We think one of the best ways to do that is to help them find a community with similar experiences, to help them find their place in the world, their ‘tribe’. There are many fictional representations of autistic characters in a variety of media which can be used as a starting point, although some of these may be experienced as problematic by the autistic community.
The Good Doctor (TV drama series) for example, focusses on a young autistic surgeon, navigating his way through adult life, but it leans heavily on the trope of gifted savant, and tells the story very much from a neurotypical viewpoint. Some autistic individuals may find comfort in seeing an autistic doctor succeeding against the odds, while others may feel that his portrayal is stereotypical, and would be better played by an autistic actor.
Slug Days, by Sara Leach, is a first chapter book, narrated by an autistic girl who finds some of her school days hard. While some situations are hard for Lauren to navigate, she develops coping strategies of her own, and makes some friends along the way.
Can You See Me? Written by Libby Scott and Rebecca Westcott, is another book with an autistic girl as protagonist, this time navigating the transition to secondary school. It was co-written by an autistic girl and an adult author. We have already seen it used to great effect in one of our schools that took part in the Autism and Social Communication Team’s Autism Aware Award!
The CBeebies cartoon, Pablo, is also an excellent resource for prompting discussion around neuro diversity for younger children. Pablo is drawn as a 5-year-old boy who is autistic, experiencing everyday situations accompanied by his magic crayons and incredible imaginary friends. The main cast members of Pablo are all autistic themselves and have co-written some of the episodes.
One of the key rallying cries of the autistic community is “Nothing about us, without us!”, and one of the most valuable things to have come out of the social media boom is the proliferation of autistic social media content producers. Some of the autistic young people we have worked with have connected to these channels in a way that hasn’t been possible before. Seeing people who feel the same as you cannot be underestimated!
Many of these content providers are on TikTok, Instagram, Twitter or YouTube. Some may not be appropriate for your young person, so please do watch the videos through before recommending them!
Some of the producers we have found useful are:
Princess Aspien Chloe Hayden: Australian 23-year-old who loves glitter, rainbows and festivals
_thislineismine Cheryl Fyfield: English 20-something, with a particularly good set of videos about trying her ‘fear foods’
Autistiktok Paige Layle : Canadian autism acceptance activist, 21.
21&sensory: Account which focusses on the sensory processing differences experienced by some autistic people, review of sensory resources and ASMR (autonomous sensory meridian response) videos.
Martyimmortal: American man, with an interest in D&D gaming, autism activism, and cats.
Autienelle Lauren Melissa is an intersectional autism activist and social justice influencer. She posts daily ‘autietips’ on Instagram, addressing everyday coping strategies for autistic people.
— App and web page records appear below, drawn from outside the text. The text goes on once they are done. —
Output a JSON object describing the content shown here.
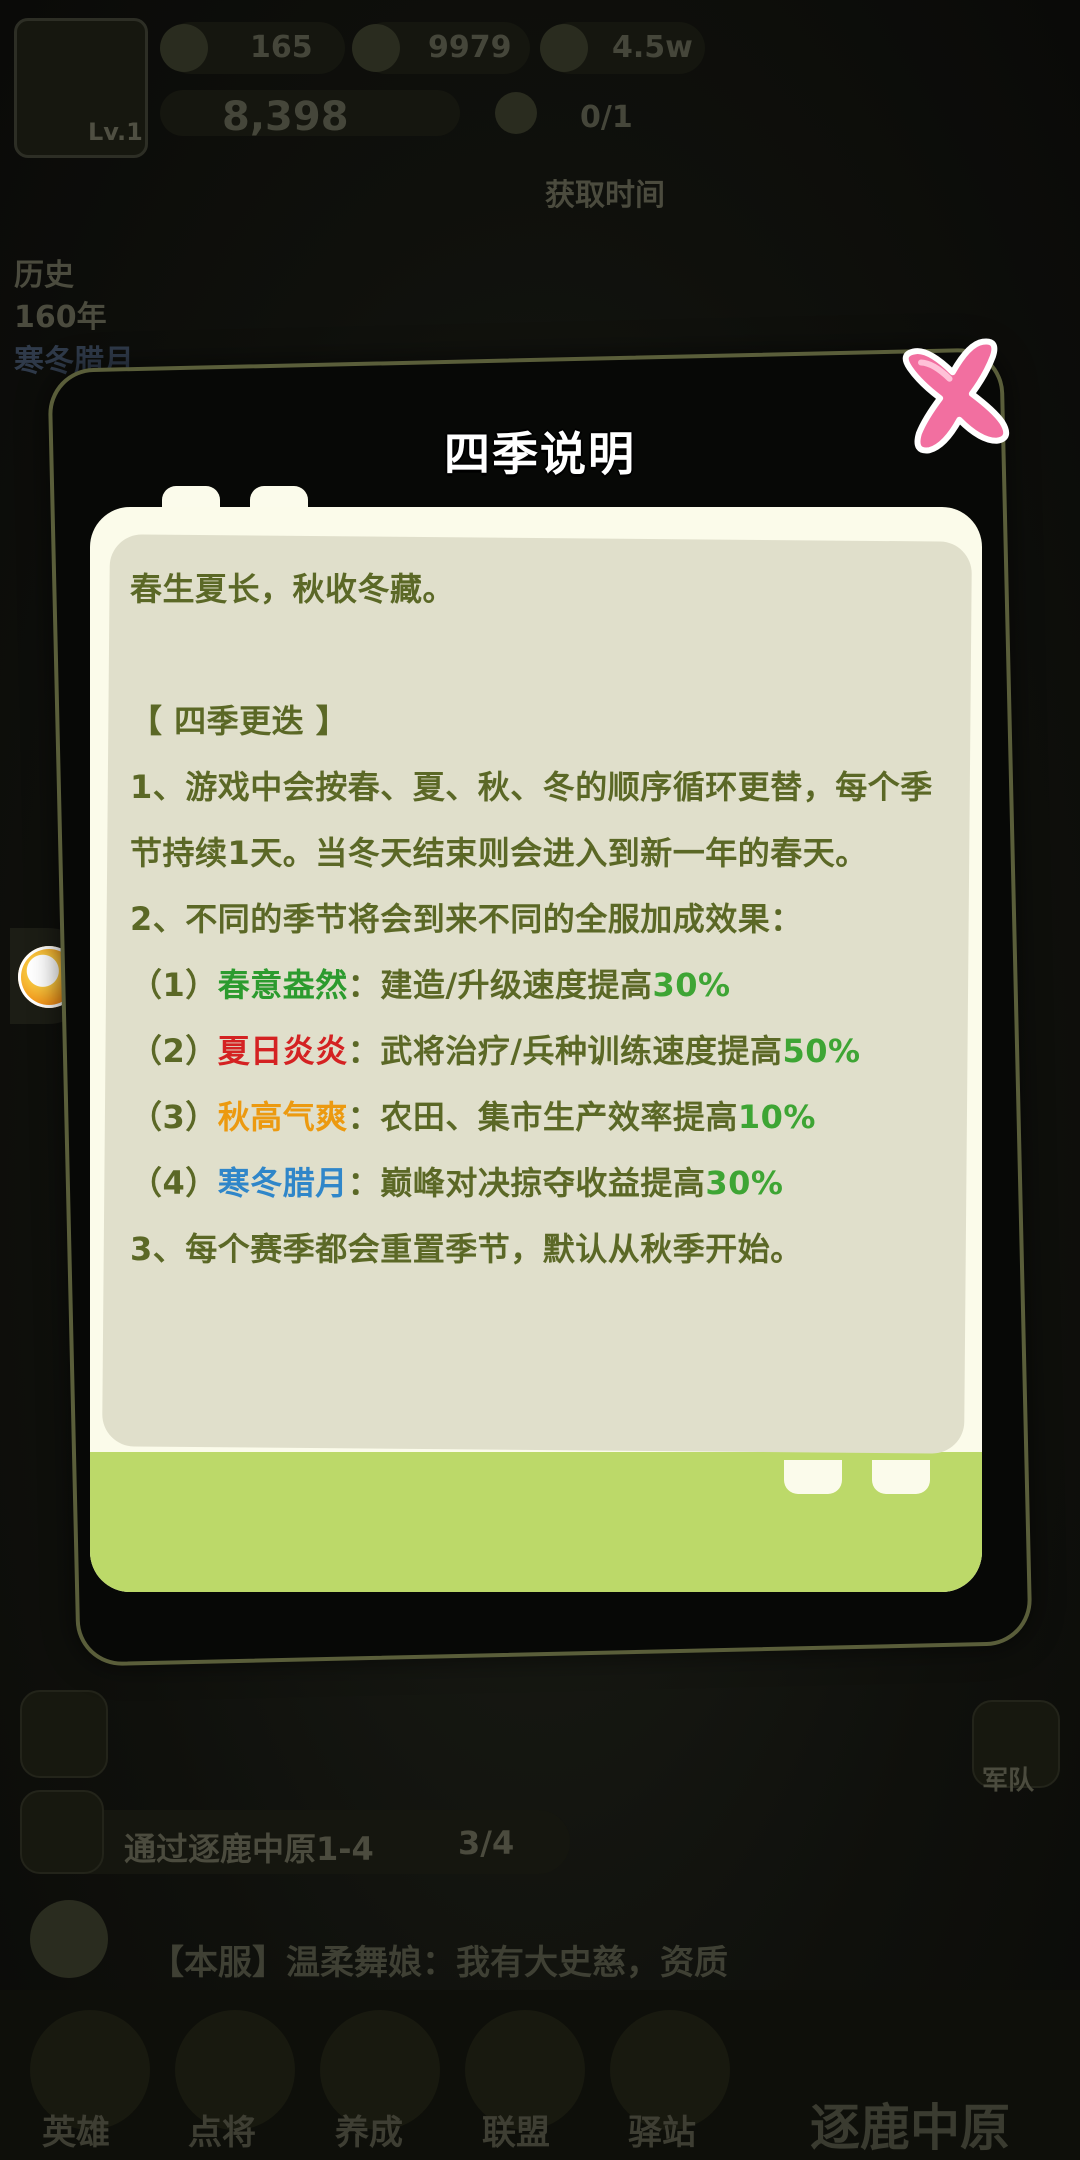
{
  "hud": {
    "level": "Lv.1",
    "res1": "165",
    "res2": "9979",
    "res3": "4.5w",
    "power": "8,398",
    "troops": "0/1",
    "get_time": "获取时间",
    "era_label": "历史",
    "year": "160年",
    "season": "寒冬腊月",
    "quest": "通过逐鹿中原1-4",
    "quest_progress": "3/4",
    "chat": "【本服】温柔舞娘：我有大史慈，资质",
    "bottom_tabs": [
      "英雄",
      "点将",
      "养成",
      "联盟",
      "驿站"
    ],
    "bottom_right": "逐鹿中原",
    "side_label": "军队"
  },
  "modal": {
    "title": "四季说明",
    "close_icon": "pink-x-close-icon",
    "intro": "春生夏长，秋收冬藏。",
    "section_title": "【 四季更迭 】",
    "rule1": "1、游戏中会按春、夏、秋、冬的顺序循环更替，每个季节持续1天。当冬天结束则会进入到新一年的春天。",
    "rule2": "2、不同的季节将会到来不同的全服加成效果：",
    "effects": [
      {
        "prefix": "（1）",
        "name": "春意盎然",
        "sep": "：",
        "desc": "建造/升级速度提高",
        "value": "30%",
        "color": "#2c9b2e"
      },
      {
        "prefix": "（2）",
        "name": "夏日炎炎",
        "sep": "：",
        "desc": "武将治疗/兵种训练速度提高",
        "value": "50%",
        "color": "#d42222"
      },
      {
        "prefix": "（3）",
        "name": "秋高气爽",
        "sep": "：",
        "desc": "农田、集市生产效率提高",
        "value": "10%",
        "color": "#ec9a10"
      },
      {
        "prefix": "（4）",
        "name": "寒冬腊月",
        "sep": "：",
        "desc": "巅峰对决掠夺收益提高",
        "value": "30%",
        "color": "#2f86c9"
      }
    ],
    "rule3": "3、每个赛季都会重置季节，默认从秋季开始。"
  }
}
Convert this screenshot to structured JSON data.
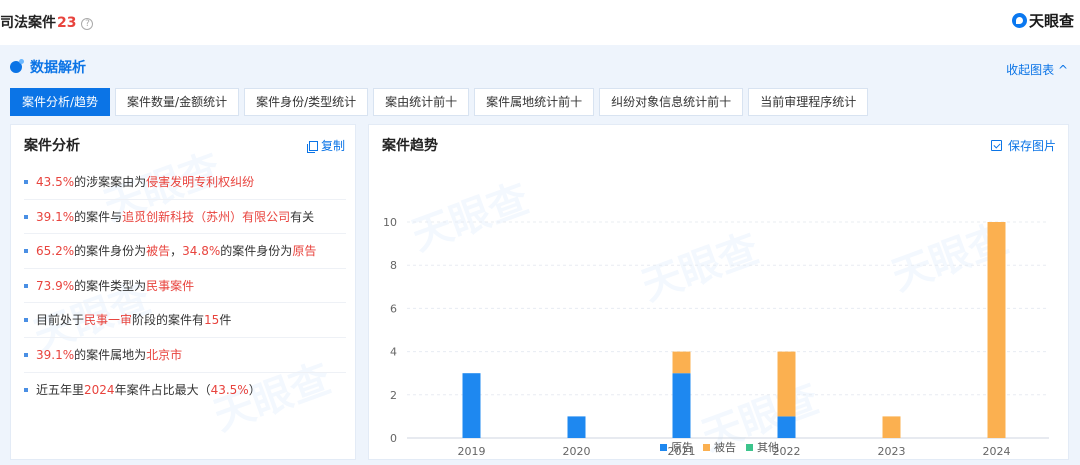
{
  "header": {
    "title": "司法案件",
    "count": "23",
    "help": "?",
    "brand": "天眼查"
  },
  "panel": {
    "title": "数据解析",
    "collapse_label": "收起图表 ^"
  },
  "tabs": [
    {
      "label": "案件分析/趋势",
      "active": true
    },
    {
      "label": "案件数量/金额统计",
      "active": false
    },
    {
      "label": "案件身份/类型统计",
      "active": false
    },
    {
      "label": "案由统计前十",
      "active": false
    },
    {
      "label": "案件属地统计前十",
      "active": false
    },
    {
      "label": "纠纷对象信息统计前十",
      "active": false
    },
    {
      "label": "当前审理程序统计",
      "active": false
    }
  ],
  "analysis": {
    "title": "案件分析",
    "copy_label": "复制",
    "items": [
      [
        {
          "t": "43.5%",
          "h": true
        },
        {
          "t": "的涉案案由为",
          "h": false
        },
        {
          "t": "侵害发明专利权纠纷",
          "h": true
        }
      ],
      [
        {
          "t": "39.1%",
          "h": true
        },
        {
          "t": "的案件与",
          "h": false
        },
        {
          "t": "追觅创新科技（苏州）有限公司",
          "h": true
        },
        {
          "t": "有关",
          "h": false
        }
      ],
      [
        {
          "t": "65.2%",
          "h": true
        },
        {
          "t": "的案件身份为",
          "h": false
        },
        {
          "t": "被告",
          "h": true
        },
        {
          "t": "，",
          "h": false
        },
        {
          "t": "34.8%",
          "h": true
        },
        {
          "t": "的案件身份为",
          "h": false
        },
        {
          "t": "原告",
          "h": true
        }
      ],
      [
        {
          "t": "73.9%",
          "h": true
        },
        {
          "t": "的案件类型为",
          "h": false
        },
        {
          "t": "民事案件",
          "h": true
        }
      ],
      [
        {
          "t": "目前处于",
          "h": false
        },
        {
          "t": "民事一审",
          "h": true
        },
        {
          "t": "阶段的案件有",
          "h": false
        },
        {
          "t": "15",
          "h": true
        },
        {
          "t": "件",
          "h": false
        }
      ],
      [
        {
          "t": "39.1%",
          "h": true
        },
        {
          "t": "的案件属地为",
          "h": false
        },
        {
          "t": "北京市",
          "h": true
        }
      ],
      [
        {
          "t": "近五年里",
          "h": false
        },
        {
          "t": "2024",
          "h": true
        },
        {
          "t": "年案件占比最大（",
          "h": false
        },
        {
          "t": "43.5%",
          "h": true
        },
        {
          "t": "）",
          "h": false
        }
      ]
    ]
  },
  "trend": {
    "title": "案件趋势",
    "save_label": "保存图片"
  },
  "colors": {
    "accent": "#0b74e6",
    "highlight": "#e8433d",
    "plaintiff": "#1e88f0",
    "defendant": "#fbb050",
    "other": "#3cc48c"
  },
  "chart_data": {
    "type": "bar",
    "stacked": true,
    "categories": [
      "2019",
      "2020",
      "2021",
      "2022",
      "2023",
      "2024"
    ],
    "series": [
      {
        "name": "原告",
        "values": [
          3,
          1,
          3,
          1,
          0,
          0
        ]
      },
      {
        "name": "被告",
        "values": [
          0,
          0,
          1,
          3,
          1,
          10
        ]
      },
      {
        "name": "其他",
        "values": [
          0,
          0,
          0,
          0,
          0,
          0
        ]
      }
    ],
    "ylim": [
      0,
      10
    ],
    "yticks": [
      0,
      2,
      4,
      6,
      8,
      10
    ],
    "grid": true,
    "legend": "bottom"
  }
}
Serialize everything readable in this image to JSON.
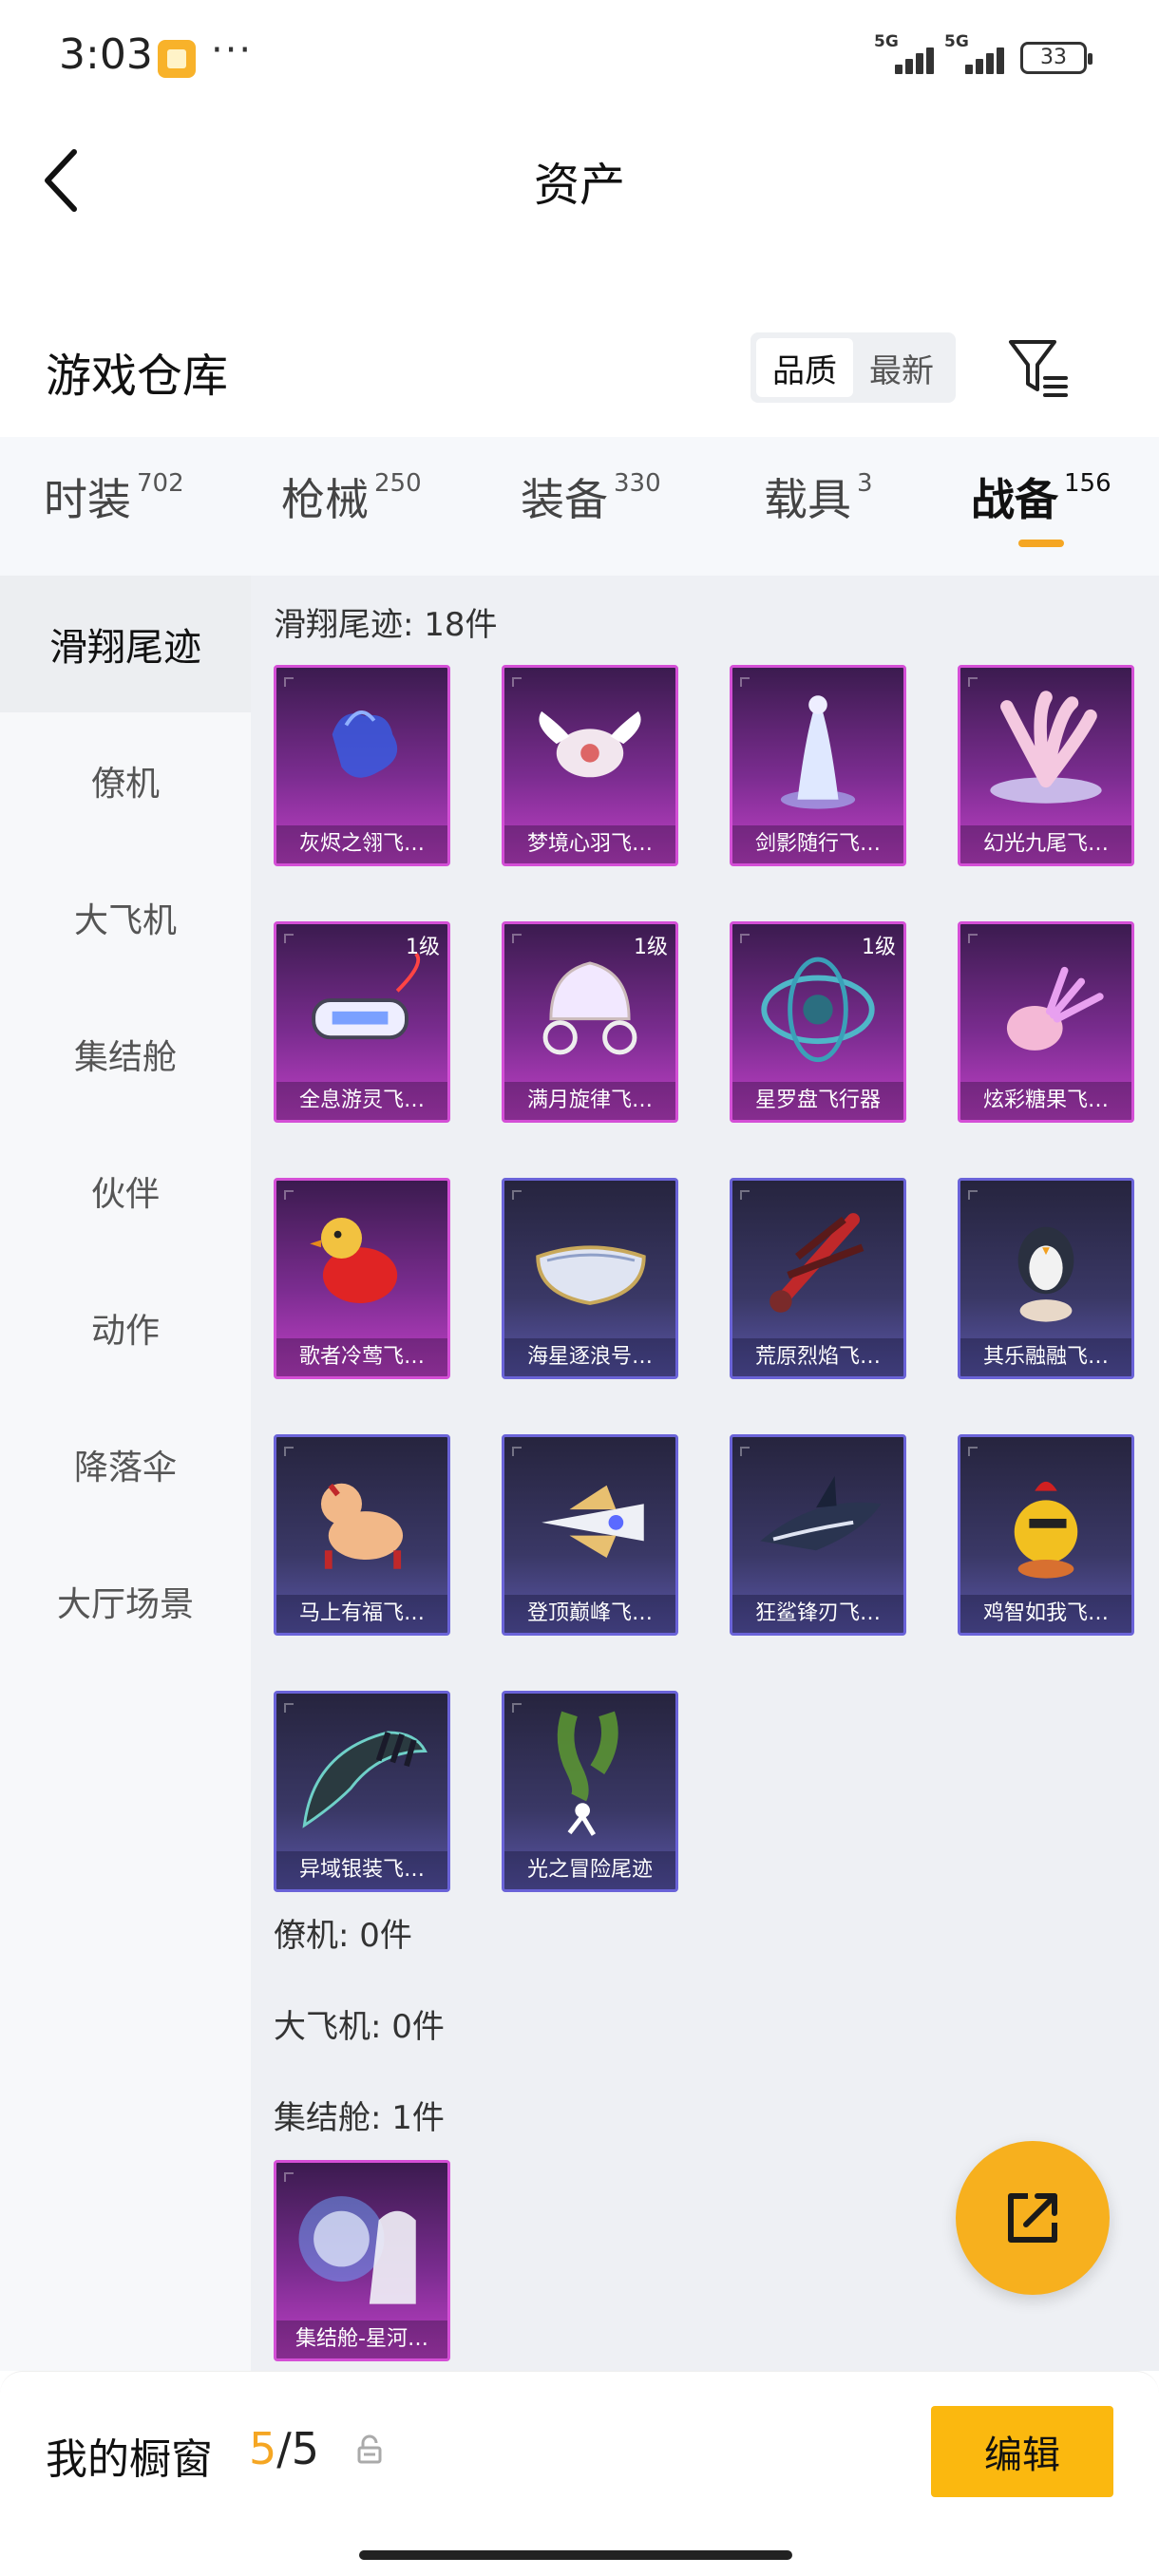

Autism_sketches: autistic artist Anouk, using visuals to communicate her experiences as an autistic woman.
Myautisticsoul Oliver Quincy is a transgender non-binary person, the account also contains some discussion of their surgery, and journey to self-acceptance. They also have a Great Dane service dog, called Albus!
Women, girls and non-binary people are strongly represented on social media platforms, while there are less men and boys producing content focussed on autism.
Also, on social media, the hashtag ‘#actuallyautistic’ is a useful search term. The #actuallyautistic community are an activist group of autistic individuals who centre the autistic lived experience and challenge the neurotypical ableist perceptions of their world. Teachers might find Pete Wharmby, @commaficionado, an autistic ex-teacher who shares his experiences of autism and the education system, sometimes in strong language!
Please feel free to add links to resources and representations that your autistic learners have found useful in the comments below. Our children and young people are usually streets ahead of us in finding their own role models!
Further reading can be found here: